When the Mausoleum roof was renovated, that these doors formed a ritual entrance beginning to understand more about the
laser investigations showed that the (as we find in the palaces at Ravenna and design, purpose, and symbolism of this
original cupola had been lower and Constantinople) associated with the cult remarkable building. What we can see
rounder, with a circular opening (oculus) of the emperor trampling on his subjects already is that the results belie its long-held
at its centre. The open oculus would have to make them well, or trampling on his reputation as simply a luxurious retirement
allowed the sun to play over certain parts enemies to subdue them. home where a humble former emperor
of the temple, particularly over the images The Vestibule was richly decorated quietly tended his vegetable patch.
in the frieze, and probably over the space with mosaics, fragments of
designated for Diocletians sarcophagus. which have been found. The
The significance of sunlight shining interior of the dome was
through an oculus has been demonstrated described as shimmering
in the Pantheon in Rome, and as this in gold by Marko Marulic
was such an important feature in the (1450-1524), who referred to
symbolic link between earth and the it as a fifth temple. In 2003
heavenly sun, it is probable that at least and 2004, Mladen Pejakovic
one of the round temples at Aspalathos demonstrated the play of the
was also open to the sky. suns rays over the interior of
the central northern niches
An eye for architecture during the solstices and
The one structure in the Palace that has equinoxes, leaving no doubt
retained the open oculus in its dome is the that the original building had
Vestibule. This structure stood behind a significant symbolic role.
the Protiron, in line with the Peristyle Indeed, the Palace at
and the Porta Aurea. Its function has not Aspalathos was carefully
been established, but it is believed to have designed to combine the
been a type of lobby, leading into the aula earthly with the spiritual.
or salutatorium. Its circular design was While the northern section
enclosed at ground level by square walls. was probably planned for
Cylindrical structures in the spaces to the practical activities including
Photo: ivko Bacic
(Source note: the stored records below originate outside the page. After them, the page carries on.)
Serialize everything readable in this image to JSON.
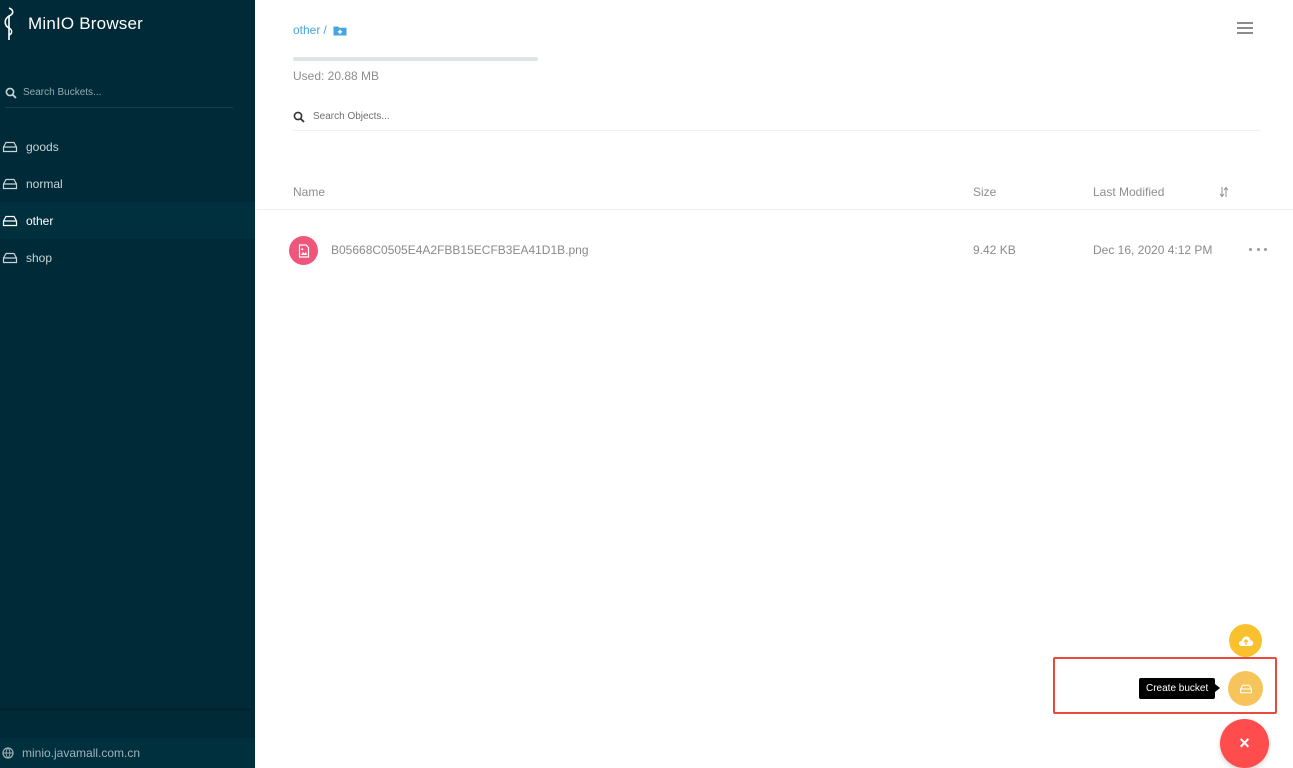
{
  "sidebar": {
    "title": "MinIO Browser",
    "search_placeholder": "Search Buckets...",
    "buckets": [
      {
        "label": "goods"
      },
      {
        "label": "normal"
      },
      {
        "label": "other"
      },
      {
        "label": "shop"
      }
    ],
    "active_bucket": "other",
    "host": "minio.javamall.com.cn"
  },
  "main": {
    "breadcrumb": {
      "bucket": "other",
      "separator": "/"
    },
    "usage": {
      "label": "Used: 20.88 MB"
    },
    "search_placeholder": "Search Objects...",
    "columns": {
      "name": "Name",
      "size": "Size",
      "modified": "Last Modified"
    },
    "files": [
      {
        "name": "B05668C0505E4A2FBB15ECFB3EA41D1B.png",
        "size": "9.42 KB",
        "modified": "Dec 16, 2020 4:12 PM"
      }
    ]
  },
  "fab": {
    "tooltip": "Create bucket",
    "close_glyph": "×"
  },
  "colors": {
    "sidebar_bg": "#002a37",
    "accent_link": "#46a5e0",
    "file_icon": "#f0567b",
    "fab_upload": "#f9c12e",
    "fab_bucket": "#f7c45b",
    "fab_close": "#ff4d4d",
    "highlight_border": "#e84a3b"
  }
}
sides of the northern doorway, between administration, the southern

the rounded sides of the Vestibule and the part comprising the Temenos
squared enclosing walls, suggest that there and Imperial Quarters
may have been machinery, possibly water- formed a hallowed sanctuary
operated, to open and close the heavy where the gods were revered source Dr Radoslav Buancic, Head of the Croatian Ministry
doors. These would have been bronze, alongside Diocletian the of Culture Conservation Office for Split-Dalmatia County.
hence the name Porta Aenea. demi-god.

34 CurrentWorldArchaeology Issue 71